Carlsbad artist N.C. Winters draws a sketch for fan Susie Lum of La Mirada at his San Diego Comic-Con booth as assistant Seth Stewart (left) talks to visitors. The convention ran July 18-21 in downtown San Diego. (Photo by Meghan Lanigan)

Winters said that print led to a couple more, which in turn led to a couple more. Bottleneck Gallery reached out to him to see if he would be interested in doing a Grateful Dead print, as it had a license through the estate, and Winters said yes.

“I wanted to make something that paid homage to the art that’s out there, but not be a rip-off,” Winters said. “I wanted to push the limits of what a poster can be.”

Typically, artists will spend upward of 100 hours designing a print, but with the Grateful Dead print, Winters put in more than 1,000 hours and worked on it from fall of 2017 until spring of 2018, he said.

“It was the longest project I’ve ever done,” Winters said. “Grateful Dead are iconic.
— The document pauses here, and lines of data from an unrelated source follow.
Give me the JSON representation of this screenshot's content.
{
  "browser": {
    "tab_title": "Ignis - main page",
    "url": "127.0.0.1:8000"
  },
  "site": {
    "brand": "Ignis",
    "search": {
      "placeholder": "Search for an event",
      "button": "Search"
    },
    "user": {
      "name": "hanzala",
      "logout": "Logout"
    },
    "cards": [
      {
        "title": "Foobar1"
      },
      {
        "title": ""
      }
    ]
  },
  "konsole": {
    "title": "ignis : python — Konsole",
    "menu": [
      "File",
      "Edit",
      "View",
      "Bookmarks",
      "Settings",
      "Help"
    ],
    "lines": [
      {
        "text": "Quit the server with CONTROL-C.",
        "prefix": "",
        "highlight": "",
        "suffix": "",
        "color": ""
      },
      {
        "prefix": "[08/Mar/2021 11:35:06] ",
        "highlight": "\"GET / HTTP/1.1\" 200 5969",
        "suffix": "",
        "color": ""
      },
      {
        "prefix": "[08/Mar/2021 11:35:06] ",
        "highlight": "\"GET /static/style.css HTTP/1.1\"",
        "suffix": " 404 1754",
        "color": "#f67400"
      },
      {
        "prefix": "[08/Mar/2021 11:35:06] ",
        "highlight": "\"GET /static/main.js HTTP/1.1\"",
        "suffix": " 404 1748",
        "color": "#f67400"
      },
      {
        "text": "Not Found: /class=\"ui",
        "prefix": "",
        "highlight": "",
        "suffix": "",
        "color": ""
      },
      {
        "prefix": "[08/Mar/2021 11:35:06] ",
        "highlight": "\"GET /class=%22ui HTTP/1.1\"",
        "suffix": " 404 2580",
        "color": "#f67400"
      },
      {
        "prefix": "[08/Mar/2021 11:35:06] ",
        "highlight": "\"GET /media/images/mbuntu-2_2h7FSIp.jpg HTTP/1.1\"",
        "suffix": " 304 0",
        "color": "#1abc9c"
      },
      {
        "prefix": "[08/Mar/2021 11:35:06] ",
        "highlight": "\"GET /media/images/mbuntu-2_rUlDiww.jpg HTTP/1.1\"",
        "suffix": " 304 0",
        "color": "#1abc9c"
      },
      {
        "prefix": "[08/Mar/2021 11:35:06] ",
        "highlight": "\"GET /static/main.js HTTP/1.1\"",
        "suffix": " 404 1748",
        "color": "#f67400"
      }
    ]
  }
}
It’s legendary and was also up my alley.”

One aspect as to why Winters thinks that particular poster turned out so well was the screen printing studio, Burlesque of North America.

“Specifically, for this one, there was a touch I wanted it to have,” Winters said.

He explained that it was his chance to use “a ton of colors and lots of layers and lots of subtlety,” and he knew this was the right studio for the job.

“It was that print shop that really made it sing,” Winters said.

Up next for Winters is DesignerCon, an art and design convention in November in Anaheim, and Flatstock, presented by the American Poster Institute and showcased at SXSW, a conference and music festival held every March, in Austin, Texas.

And of course, more gig posters.

“I’ve kind of fallen in love with that and I don’t see anything changing any time soon,” Winters said.

Meghan Lanigan is a local freelance writer

cardiff current, encinitas current, carlsbad current

Print Friendly, PDF & Email